Similar to the reading of a traditional book, screen readers only announce plain content, enriched with semantical information. Visual attributes are totally ignored. Interestingly, some CSS still does have influence on screen readers.

Screen readers do not announce visual attributes of elements (for example a text's font-size, text-decoration, or color). Only plain text enriched with semantical information (for example "heading level 3" or "link") is announced by them.

Purely textual representation of a typical website

So if you haven't done this yet, go back and read Semantics and their importance for accessibility.

Disabled CSS == screen reader? Wrong.

Or: Does a webpage with disabled CSS correspond to how a screen reader perceives it? No, it does not.

Some resources propose disabling CSS in the browser for accessibility testing, holding the opinion that this should provide a sort-of-similar view to the one of a screen reader.

But even if this may give a rudimentary feeling of what the website "looks" to screen readers, it's by no means identical to their output! First of all, when disabling CSS, images are still visually perceivable, and not replaced with their alternative texts (alt attribute or <figcaption> element), like screen readers do. And then, there are some CSS rules that in fact have a critical influence on what information is perceivable by screen readers (and how it is perceived). So disabling CSS usually has fundamentally diverging impacts compared to how screen readers announce a webpage.

Most of all, special attention needs to be paid to the different values of the display attribute:

  • Some can hide elements from screen readers (if you are really curious and want to learn more about this, skip ahead and read Hiding elements correctly).
  • Some can change the way how screen readers split blocks of information.
  • Some can change the role of an element (if you are really curious and want to learn more about this, skip ahead and read Responsive tables).
  • Fiddling around with the content attribute and pseudo elements (like ::after) sometimes may have unexpected side effects.
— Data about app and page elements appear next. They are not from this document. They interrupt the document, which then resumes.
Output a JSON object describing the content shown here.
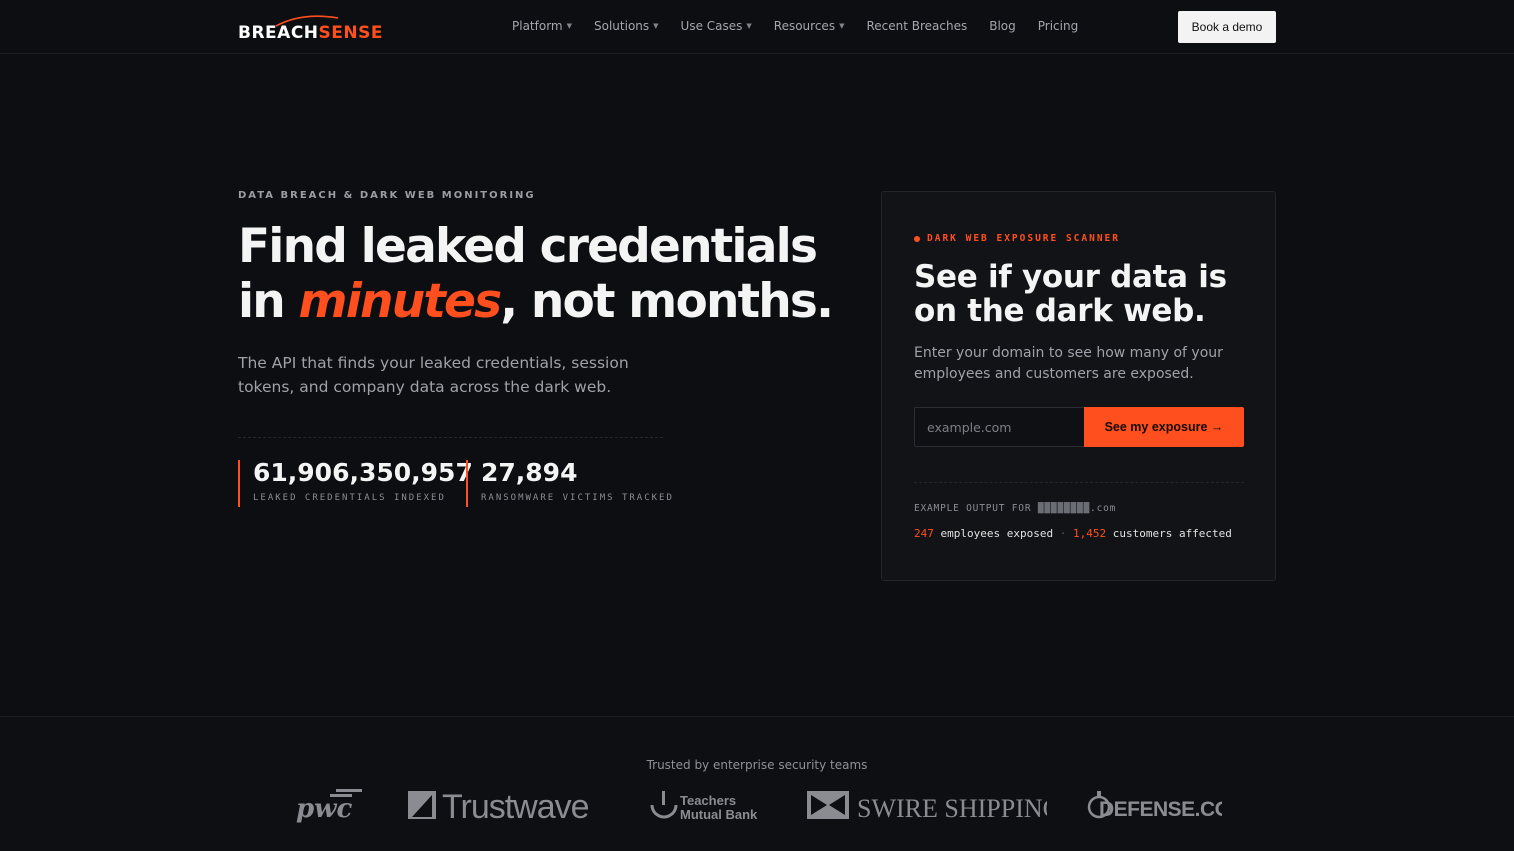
{
  "nav": {
    "logo": {
      "part1": "BREACH",
      "part2": "SENSE"
    },
    "items": [
      {
        "label": "Platform",
        "dropdown": true
      },
      {
        "label": "Solutions",
        "dropdown": true
      },
      {
        "label": "Use Cases",
        "dropdown": true
      },
      {
        "label": "Resources",
        "dropdown": true
      },
      {
        "label": "Recent Breaches",
        "dropdown": false
      },
      {
        "label": "Blog",
        "dropdown": false
      },
      {
        "label": "Pricing",
        "dropdown": false
      }
    ],
    "cta": "Book a demo"
  },
  "hero": {
    "eyebrow": "DATA BREACH & DARK WEB MONITORING",
    "headline_line1": "Find leaked credentials",
    "headline_in": "in ",
    "headline_accent": "minutes",
    "headline_end": ", not months.",
    "subhead": "The API that finds your leaked credentials, session tokens, and company data across the dark web.",
    "stats": [
      {
        "value": "61,906,350,957",
        "label": "LEAKED CREDENTIALS INDEXED"
      },
      {
        "value": "27,894",
        "label": "RANSOMWARE VICTIMS TRACKED"
      }
    ]
  },
  "scanner": {
    "tag": "DARK WEB EXPOSURE SCANNER",
    "title": "See if your data is on the dark web.",
    "subtitle": "Enter your domain to see how many of your employees and customers are exposed.",
    "input_placeholder": "example.com",
    "button": "See my exposure →",
    "example_label": "EXAMPLE OUTPUT FOR",
    "example_domain_redacted": "████████",
    "example_domain_suffix": ".com",
    "employees_count": "247",
    "employees_text": "employees exposed",
    "separator": "·",
    "customers_count": "1,452",
    "customers_text": "customers affected"
  },
  "trusted": {
    "label": "Trusted by enterprise security teams",
    "logos": [
      "pwc",
      "Trustwave",
      "Teachers Mutual Bank",
      "SWIRE SHIPPING",
      "DEFENSE.COM"
    ]
  },
  "colors": {
    "accent": "#ff4f1f",
    "background": "#0d0e11",
    "card": "#121317"
  }
}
So if you know its shortcomings, disabling CSS sometimes can be a useful "poor man's screen reader substitute". But it will never be a real replacement for a real screen reader - not at least because of still delivering a two-dimensional output (instead of a one-dimensional one).